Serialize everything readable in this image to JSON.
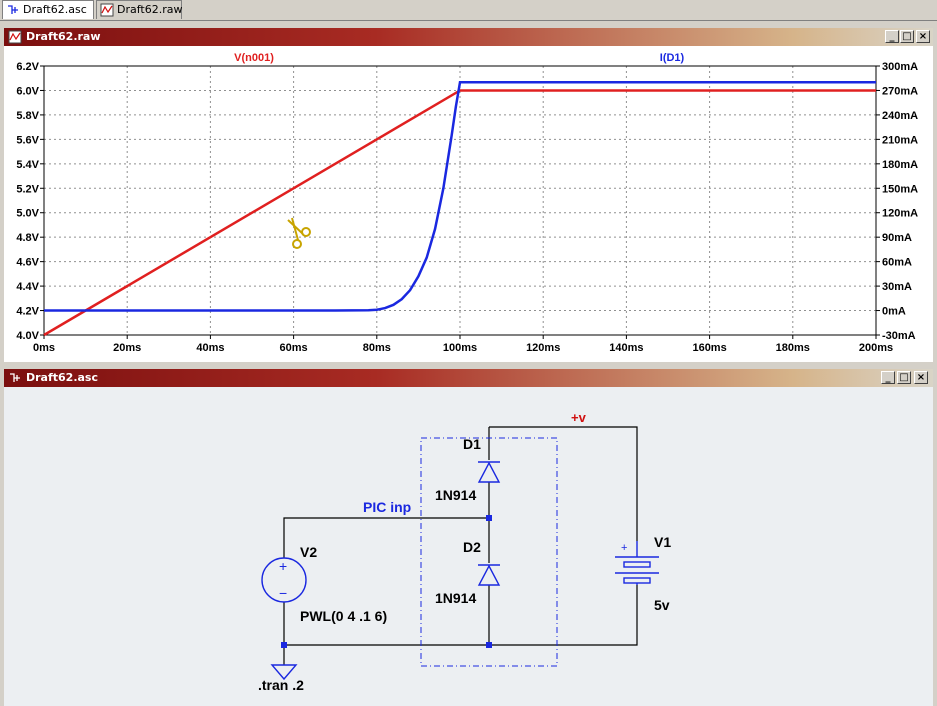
{
  "tabs": [
    {
      "label": "Draft62.asc",
      "icon": "schematic-icon"
    },
    {
      "label": "Draft62.raw",
      "icon": "waveform-icon"
    }
  ],
  "waveform_window": {
    "title": "Draft62.raw",
    "controls": [
      "_",
      "□",
      "×"
    ]
  },
  "schematic_window": {
    "title": "Draft62.asc",
    "controls": [
      "_",
      "□",
      "×"
    ]
  },
  "chart_data": {
    "type": "line",
    "series": [
      {
        "name": "V(n001)",
        "color": "#e02020",
        "axis": "left",
        "x": [
          0,
          100,
          200
        ],
        "y": [
          4.0,
          6.0,
          6.0
        ]
      },
      {
        "name": "I(D1)",
        "color": "#1a28e0",
        "axis": "right",
        "x": [
          0,
          70,
          78,
          80,
          82,
          84,
          86,
          88,
          90,
          92,
          94,
          96,
          98,
          99,
          100,
          200
        ],
        "y": [
          0,
          0,
          0.3,
          1,
          3,
          7,
          14,
          25,
          42,
          65,
          100,
          150,
          215,
          250,
          280,
          280
        ]
      }
    ],
    "xaxis": {
      "min": 0,
      "max": 200,
      "step": 20,
      "unit": "ms",
      "ticks": [
        "0ms",
        "20ms",
        "40ms",
        "60ms",
        "80ms",
        "100ms",
        "120ms",
        "140ms",
        "160ms",
        "180ms",
        "200ms"
      ]
    },
    "yleft": {
      "min": 4.0,
      "max": 6.2,
      "step": 0.2,
      "ticks": [
        "4.0V",
        "4.2V",
        "4.4V",
        "4.6V",
        "4.8V",
        "5.0V",
        "5.2V",
        "5.4V",
        "5.6V",
        "5.8V",
        "6.0V",
        "6.2V"
      ]
    },
    "yright": {
      "min": -30,
      "max": 300,
      "step": 30,
      "ticks": [
        "-30mA",
        "0mA",
        "30mA",
        "60mA",
        "90mA",
        "120mA",
        "150mA",
        "180mA",
        "210mA",
        "240mA",
        "270mA",
        "300mA"
      ]
    },
    "grid": true
  },
  "schematic": {
    "net_plus_v": "+v",
    "net_pic_inp": "PIC inp",
    "d1_name": "D1",
    "d1_model": "1N914",
    "d2_name": "D2",
    "d2_model": "1N914",
    "v1_name": "V1",
    "v1_value": "5v",
    "v2_name": "V2",
    "v2_value": "PWL(0 4 .1 6)",
    "directive": ".tran .2",
    "plus_sign": "+",
    "minus_sign": "−"
  },
  "colors": {
    "wire": "#000000",
    "net_label": "#1a1aff",
    "plus_v": "#d01010",
    "junction": "#1a1aff",
    "component": "#1a28e0"
  }
}
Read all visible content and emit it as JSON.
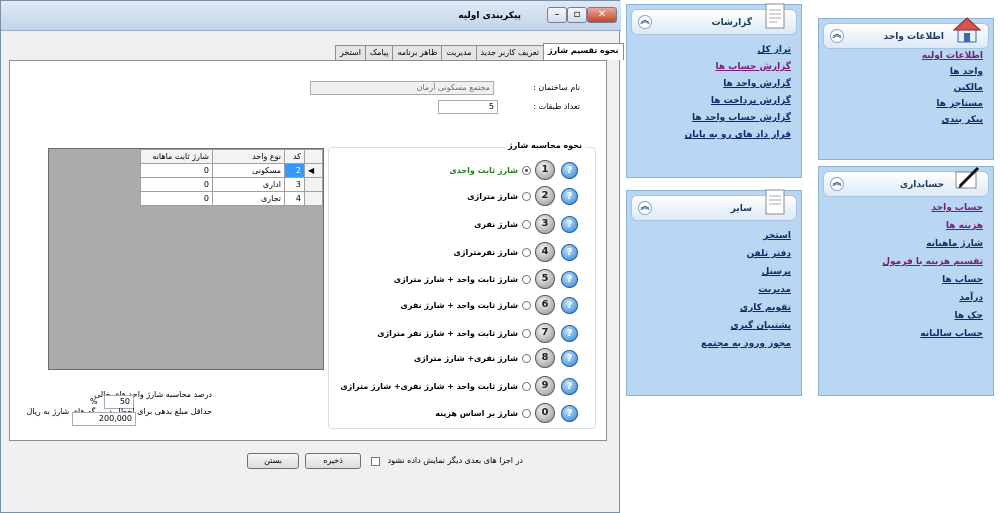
{
  "dialog": {
    "title": "پیکربندی اولیه",
    "tabs": [
      {
        "label": "نحوه تقسیم شارژ",
        "active": true
      },
      {
        "label": "تعریف کاربر جدید"
      },
      {
        "label": "مدیریت"
      },
      {
        "label": "ظاهر برنامه"
      },
      {
        "label": "پیامک"
      },
      {
        "label": "استخر"
      }
    ],
    "building_name_label": "نام ساختمان :",
    "building_name_value": "مجتمع مسکونی آرمان",
    "floors_label": "تعداد طبقات :",
    "floors_value": "5",
    "grid": {
      "columns": [
        "کد",
        "نوع واحد",
        "شارژ ثابت ماهانه"
      ],
      "rows": [
        {
          "code": "2",
          "type": "مسکونی",
          "fixed": "0"
        },
        {
          "code": "3",
          "type": "اداری",
          "fixed": "0"
        },
        {
          "code": "4",
          "type": "تجاری",
          "fixed": "0"
        }
      ]
    },
    "calc_group_title": "نحوه محاسبه شارژ",
    "options": [
      {
        "num": "1",
        "label": "شارژ ثابت واحدی",
        "selected": true
      },
      {
        "num": "2",
        "label": "شارژ متراژی"
      },
      {
        "num": "3",
        "label": "شارژ نفری"
      },
      {
        "num": "4",
        "label": "شارژ نفرمتراژی"
      },
      {
        "num": "5",
        "label": "شارژ ثابت واحد + شارژ متراژی"
      },
      {
        "num": "6",
        "label": "شارژ ثابت واحد + شارژ نفری"
      },
      {
        "num": "7",
        "label": "شارژ ثابت واحد + شارژ نفر متراژی"
      },
      {
        "num": "8",
        "label": "شارژ نفری+ شارژ متراژی"
      },
      {
        "num": "9",
        "label": "شارژ ثابت واحد + شارژ نفری+ شارژ متراژی"
      },
      {
        "num": "0",
        "label": "شارژ بر اساس هزینه"
      }
    ],
    "vacant_label": "درصد محاسبه شارژ واحد های خالی",
    "vacant_value": "50",
    "vacant_unit": "%",
    "min_debt_label": "حداقل مبلغ بدهی برای اخطار در برگه های شارژ به ریال",
    "min_debt_value": "200,000",
    "dont_show_label": "در اجرا های بعدی دیگر نمایش داده نشود",
    "save_label": "ذخیره",
    "close_label": "بستن",
    "help_glyph": "?"
  },
  "reports_panel": {
    "title": "گزارشات",
    "items": [
      "تراز کل",
      "گزارش حساب ها",
      "گزارش واحد ها",
      "گزارش پرداخت ها",
      "گزارش حساب واحد ها",
      "قرار داد های رو به پایان"
    ]
  },
  "other_panel": {
    "title": "سایر",
    "items": [
      "استخر",
      "دفتر تلفن",
      "پرسنل",
      "مدیریت",
      "تقویم کاری",
      "پشتیبان گیری",
      "مجوز ورود به مجتمع"
    ]
  },
  "unit_info_panel": {
    "title": "اطلاعات واحد",
    "items": [
      "اطلاعات اولیه",
      "واحد ها",
      "مالکین",
      "مستاجر ها",
      "پیکر بندی"
    ]
  },
  "accounting_panel": {
    "title": "حسابداری",
    "items": [
      "حساب واحد",
      "هزینه ها",
      "شارژ ماهیانه",
      "تقسیم هزینه با فرمول",
      "حساب ها",
      "درآمد",
      "چک ها",
      "حساب سالیانه"
    ]
  },
  "colors": {
    "link": "#0b2d6b",
    "visited_link": "#7a1b7a",
    "panel_bg": "#b9d6f2",
    "selected_cell": "#3399ff"
  }
}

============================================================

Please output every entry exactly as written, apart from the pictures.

Serialize everything readable in this image to JSON.
{
  "tabs": [
    {
      "label": "Draft62.asc",
      "icon": "schematic-icon"
    },
    {
      "label": "Draft62.raw",
      "icon": "waveform-icon"
    }
  ],
  "waveform_window": {
    "title": "Draft62.raw",
    "controls": [
      "_",
      "□",
      "×"
    ]
  },
  "schematic_window": {
    "title": "Draft62.asc",
    "controls": [
      "_",
      "□",
      "×"
    ]
  },
  "chart_data": {
    "type": "line",
    "series": [
      {
        "name": "V(n001)",
        "color": "#e02020",
        "axis": "left",
        "x": [
          0,
          100,
          200
        ],
        "y": [
          4.0,
          6.0,
          6.0
        ]
      },
      {
        "name": "I(D1)",
        "color": "#1a28e0",
        "axis": "right",
        "x": [
          0,
          70,
          78,
          80,
          82,
          84,
          86,
          88,
          90,
          92,
          94,
          96,
          98,
          99,
          100,
          200
        ],
        "y": [
          0,
          0,
          0.3,
          1,
          3,
          7,
          14,
          25,
          42,
          65,
          100,
          150,
          215,
          250,
          280,
          280
        ]
      }
    ],
    "xaxis": {
      "min": 0,
      "max": 200,
      "step": 20,
      "unit": "ms",
      "ticks": [
        "0ms",
        "20ms",
        "40ms",
        "60ms",
        "80ms",
        "100ms",
        "120ms",
        "140ms",
        "160ms",
        "180ms",
        "200ms"
      ]
    },
    "yleft": {
      "min": 4.0,
      "max": 6.2,
      "step": 0.2,
      "ticks": [
        "4.0V",
        "4.2V",
        "4.4V",
        "4.6V",
        "4.8V",
        "5.0V",
        "5.2V",
        "5.4V",
        "5.6V",
        "5.8V",
        "6.0V",
        "6.2V"
      ]
    },
    "yright": {
      "min": -30,
      "max": 300,
      "step": 30,
      "ticks": [
        "-30mA",
        "0mA",
        "30mA",
        "60mA",
        "90mA",
        "120mA",
        "150mA",
        "180mA",
        "210mA",
        "240mA",
        "270mA",
        "300mA"
      ]
    },
    "grid": true
  },
  "schematic": {
    "net_plus_v": "+v",
    "net_pic_inp": "PIC inp",
    "d1_name": "D1",
    "d1_model": "1N914",
    "d2_name": "D2",
    "d2_model": "1N914",
    "v1_name": "V1",
    "v1_value": "5v",
    "v2_name": "V2",
    "v2_value": "PWL(0 4 .1 6)",
    "directive": ".tran .2",
    "plus_sign": "+",
    "minus_sign": "−"
  },
  "colors": {
    "wire": "#000000",
    "net_label": "#1a1aff",
    "plus_v": "#d01010",
    "junction": "#1a1aff",
    "component": "#1a28e0"
  }
}
Read all visible content and emit it as JSON.
{
  "dialog": {
    "title": "پیکربندی اولیه",
    "tabs": [
      {
        "label": "نحوه تقسیم شارژ",
        "active": true
      },
      {
        "label": "تعریف کاربر جدید"
      },
      {
        "label": "مدیریت"
      },
      {
        "label": "ظاهر برنامه"
      },
      {
        "label": "پیامک"
      },
      {
        "label": "استخر"
      }
    ],
    "building_name_label": "نام ساختمان :",
    "building_name_value": "مجتمع مسکونی آرمان",
    "floors_label": "تعداد طبقات :",
    "floors_value": "5",
    "grid": {
      "columns": [
        "کد",
        "نوع واحد",
        "شارژ ثابت ماهانه"
      ],
      "rows": [
        {
          "code": "2",
          "type": "مسکونی",
          "fixed": "0"
        },
        {
          "code": "3",
          "type": "اداری",
          "fixed": "0"
        },
        {
          "code": "4",
          "type": "تجاری",
          "fixed": "0"
        }
      ]
    },
    "calc_group_title": "نحوه محاسبه شارژ",
    "options": [
      {
        "num": "1",
        "label": "شارژ ثابت واحدی",
        "selected": true
      },
      {
        "num": "2",
        "label": "شارژ متراژی"
      },
      {
        "num": "3",
        "label": "شارژ نفری"
      },
      {
        "num": "4",
        "label": "شارژ نفرمتراژی"
      },
      {
        "num": "5",
        "label": "شارژ ثابت واحد + شارژ متراژی"
      },
      {
        "num": "6",
        "label": "شارژ ثابت واحد + شارژ نفری"
      },
      {
        "num": "7",
        "label": "شارژ ثابت واحد + شارژ نفر متراژی"
      },
      {
        "num": "8",
        "label": "شارژ نفری+ شارژ متراژی"
      },
      {
        "num": "9",
        "label": "شارژ ثابت واحد + شارژ نفری+ شارژ متراژی"
      },
      {
        "num": "0",
        "label": "شارژ بر اساس هزینه"
      }
    ],
    "vacant_label": "درصد محاسبه شارژ واحد های خالی",
    "vacant_value": "50",
    "vacant_unit": "%",
    "min_debt_label": "حداقل مبلغ بدهی برای اخطار در برگه های شارژ به ریال",
    "min_debt_value": "200,000",
    "dont_show_label": "در اجرا های بعدی دیگر نمایش داده نشود",
    "save_label": "ذخیره",
    "close_label": "بستن",
    "help_glyph": "?"
  },
  "reports_panel": {
    "title": "گزارشات",
    "items": [
      "تراز کل",
      "گزارش حساب ها",
      "گزارش واحد ها",
      "گزارش پرداخت ها",
      "گزارش حساب واحد ها",
      "قرار داد های رو به پایان"
    ]
  },
  "other_panel": {
    "title": "سایر",
    "items": [
      "استخر",
      "دفتر تلفن",
      "پرسنل",
      "مدیریت",
      "تقویم کاری",
      "پشتیبان گیری",
      "مجوز ورود به مجتمع"
    ]
  },
  "unit_info_panel": {
    "title": "اطلاعات واحد",
    "items": [
      "اطلاعات اولیه",
      "واحد ها",
      "مالکین",
      "مستاجر ها",
      "پیکر بندی"
    ]
  },
  "accounting_panel": {
    "title": "حسابداری",
    "items": [
      "حساب واحد",
      "هزینه ها",
      "شارژ ماهیانه",
      "تقسیم هزینه با فرمول",
      "حساب ها",
      "درآمد",
      "چک ها",
      "حساب سالیانه"
    ]
  },
  "colors": {
    "link": "#0b2d6b",
    "visited_link": "#7a1b7a",
    "panel_bg": "#b9d6f2",
    "selected_cell": "#3399ff"
  }
}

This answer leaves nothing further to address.